It was a sunny late May afternoon at Mountain View Lions Park: The basketball court was busy with a rowdy game of three-on-three and the playground was packed with shouting kids.
A hundred feet away, past the little league field, just beyond the gate to neighboring Davis Park, a worn green tent sat pitched at the edge of the woods. Smoke from a smoldering campfire drifted through the trees. A rope clothesline hung between two branches, and a water-stained piece of paper with a carefully stenciled Dallas Cowboys logo was taped to a nearby birch. Someone took care to make it feel like home.
Since May 1, the Anchorage Police Department has received more than a half dozen complaints about camps at the Mountain View park. Camping on public land is prohibited by municipal ordinance, and APD’s Community Action Policing (CAP) team is tasked with responding to reports and disbanding camps in green spaces across Anchorage.
The issue is citywide—the department fields calls about camps from Muldoon to Jewel Lake. And it’s a cycle.
Year after year, too many Alaskans sleep in battered, dirty shelters in neighborhood parks and open spaces. Season after season, little changes.
People call police to lodge a complaint. Eventually, the CAP team visits the campsite. If someone is living there, police offer social service connections and post a 15-day abatement notice prior to taking action, according to APD. The Anchorage Responsible Beverage Retailers Association pitches in to help clear trash from the area. Tents disappear; for a time. Then they’re resurrected in other overgrown corners and wooded easements and the cycle continues.
Last spring, Davis Park was dotted with campsites. A cluster of tents and pile of used toilet paper sat within yards of the trail. Damp sleeping bags and crushed cans of Steel Reserve and Foster’s were scattered across the forest floor.
The camps garnered plenty of complaints. A concerned dog-walker flagged down neighborhood patrolmen in the parking lot of the Mountain View Lions Club, and longtime residents raised their voices at community council meeting after community council meeting.
Lt. Garry Gilliam, former CAP team leader, saw no easy fix. Anchorage is currently home to several dozen “hardcore” homeless, he said; people who prefer drinking, drugs and the outdoors to a shelter stay and the help of a social service worker. When officers find them, they move on to the next site.
At the same time, police can only trespass campers from individual parks, and there are more than 220 parks in the municipality.
It’s a revolving door, the lieutenant said.
Randall Lorraine went through that door for decades. He lived in Davis Park with his Chow dog, Ginger; hung out at neighborhood bus stops, drank cheap whiskey before noon and knew everyone else who slept in the woods in Mountain View. Local shelters don’t allow pets or booze, so Lorraine stayed away. Plus, he said, he felt restless indoors.
So he stayed outside.

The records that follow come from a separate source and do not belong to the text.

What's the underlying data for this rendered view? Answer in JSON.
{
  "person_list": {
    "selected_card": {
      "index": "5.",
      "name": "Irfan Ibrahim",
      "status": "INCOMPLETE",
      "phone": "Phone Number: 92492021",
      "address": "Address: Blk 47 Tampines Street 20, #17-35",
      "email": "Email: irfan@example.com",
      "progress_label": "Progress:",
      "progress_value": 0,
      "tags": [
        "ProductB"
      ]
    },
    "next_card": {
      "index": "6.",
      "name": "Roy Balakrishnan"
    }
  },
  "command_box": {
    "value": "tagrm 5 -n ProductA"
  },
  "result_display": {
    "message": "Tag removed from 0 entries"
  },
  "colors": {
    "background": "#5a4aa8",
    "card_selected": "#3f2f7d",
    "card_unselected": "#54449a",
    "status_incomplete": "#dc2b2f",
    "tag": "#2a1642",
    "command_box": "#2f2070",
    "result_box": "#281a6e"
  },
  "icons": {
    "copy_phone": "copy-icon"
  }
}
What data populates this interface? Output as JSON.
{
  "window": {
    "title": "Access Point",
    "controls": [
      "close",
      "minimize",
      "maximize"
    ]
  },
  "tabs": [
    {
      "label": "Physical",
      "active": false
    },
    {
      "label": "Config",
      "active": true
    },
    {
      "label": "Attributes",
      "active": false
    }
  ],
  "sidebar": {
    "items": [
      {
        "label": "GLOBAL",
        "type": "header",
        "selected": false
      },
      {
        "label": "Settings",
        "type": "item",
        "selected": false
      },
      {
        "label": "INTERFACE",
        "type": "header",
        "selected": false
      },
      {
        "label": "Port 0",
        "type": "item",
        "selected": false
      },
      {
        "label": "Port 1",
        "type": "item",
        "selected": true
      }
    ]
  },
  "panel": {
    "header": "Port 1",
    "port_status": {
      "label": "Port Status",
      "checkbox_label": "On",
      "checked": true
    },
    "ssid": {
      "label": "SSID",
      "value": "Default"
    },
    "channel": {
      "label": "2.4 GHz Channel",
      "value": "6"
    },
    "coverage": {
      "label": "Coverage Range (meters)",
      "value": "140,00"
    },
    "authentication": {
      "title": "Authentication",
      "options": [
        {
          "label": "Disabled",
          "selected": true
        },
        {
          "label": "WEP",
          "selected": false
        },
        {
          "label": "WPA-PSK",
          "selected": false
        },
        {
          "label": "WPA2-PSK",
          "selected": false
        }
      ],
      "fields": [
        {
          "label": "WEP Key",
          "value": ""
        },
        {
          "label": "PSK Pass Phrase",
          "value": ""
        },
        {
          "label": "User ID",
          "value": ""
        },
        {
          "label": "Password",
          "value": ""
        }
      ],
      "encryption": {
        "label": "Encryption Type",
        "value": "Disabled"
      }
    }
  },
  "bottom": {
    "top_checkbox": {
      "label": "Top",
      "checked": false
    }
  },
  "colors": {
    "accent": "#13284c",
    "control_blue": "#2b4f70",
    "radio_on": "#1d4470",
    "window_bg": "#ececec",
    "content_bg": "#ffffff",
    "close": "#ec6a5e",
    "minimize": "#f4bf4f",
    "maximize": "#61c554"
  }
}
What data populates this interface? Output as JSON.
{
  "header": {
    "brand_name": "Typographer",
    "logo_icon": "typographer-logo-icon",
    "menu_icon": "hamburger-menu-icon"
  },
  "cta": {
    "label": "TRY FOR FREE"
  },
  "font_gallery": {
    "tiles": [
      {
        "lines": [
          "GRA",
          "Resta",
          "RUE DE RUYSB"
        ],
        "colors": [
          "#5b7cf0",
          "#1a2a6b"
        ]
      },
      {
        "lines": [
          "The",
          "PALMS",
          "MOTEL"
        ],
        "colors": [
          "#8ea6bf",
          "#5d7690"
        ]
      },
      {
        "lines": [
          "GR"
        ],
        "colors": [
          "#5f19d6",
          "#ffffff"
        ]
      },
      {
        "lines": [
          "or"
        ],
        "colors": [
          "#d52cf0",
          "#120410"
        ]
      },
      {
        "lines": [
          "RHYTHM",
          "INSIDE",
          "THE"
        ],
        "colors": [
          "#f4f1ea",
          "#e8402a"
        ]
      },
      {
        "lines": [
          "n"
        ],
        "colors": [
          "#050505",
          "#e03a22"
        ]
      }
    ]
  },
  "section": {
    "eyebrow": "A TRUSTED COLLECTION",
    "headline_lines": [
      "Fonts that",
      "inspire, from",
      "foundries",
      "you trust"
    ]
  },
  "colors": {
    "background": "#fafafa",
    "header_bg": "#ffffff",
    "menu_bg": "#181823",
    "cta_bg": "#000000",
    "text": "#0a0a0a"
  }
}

Then, last year, the neighbors’ complaints added up and the CAP team took action. Lorraine was evicted and for a while, the camps cleared out of Davis Park. But they didn’t disappear.
Instead, they sprung up outside Tyson Elementary School alongside the Ship Creek Trail and in the woods alongside Commercial Drive. After a few months, they reappeared in Davis Park. A year later, it was as if nothing had changed.
In May, the police department logged about 100 camp calls citywide. They responded to approximately 23.
People reported campsites at Connor’s Bog; off Minnesota Drive; in midtown greenbelts. Across the street from the Anchorage Jail, tents lean up against a chain link fence around an industrial lot. Makeshift shelters line the hillside above the Brother Francis Shelter, and sit among outcroppings of trees in Turnagain and Fairview. Sleeping there isn’t safe.
People who live in Anchorage’s camps talk about frequent assaults. There can be too much alcohol. There are many risks. In February, a woman was found dead in a camp off Folker Street. In early May, a man was stabbed at a Chester Creek homeless camp, police said.
And every spring the tents pop up like dandelions on the Davis Park rugby pitch.
Ofc. Araceli Jones, with APD’s CAP team, said police are seeing about the same number of camps this year as they did in 2014. This year, though, the CAP team is faced with an additional challenge. Manpower.
Staffing problems mean officers are shouldering more responsibilities, Jones said. There’s less time to track down campsites. When they do find them, they often reappear somewhere else. But—in between all the other work—the CAP team keeps at it, Jones said.
Police paid a visit to Mountain View Lions Park on May 27. On June 2, they went looking for camps in Davis Park. A week later, the green tent just beyond the tree line was broken down and abandoned. The clothesline hung empty.
The people who called the camp home had moved on, and all that remained was a soggy gray hoodie at the base of a tree, a crumpled tent and somebody named Myrna Wilson’s prescription arthritis medication, spilling out of an open orange pill bottle on the ground nearby.
Then another tent popped up on the other side of the neighborhood and the cycle continued.
Let’s rename Davis Park to Camp Despair
A great writing job based on a huge nationwide problem.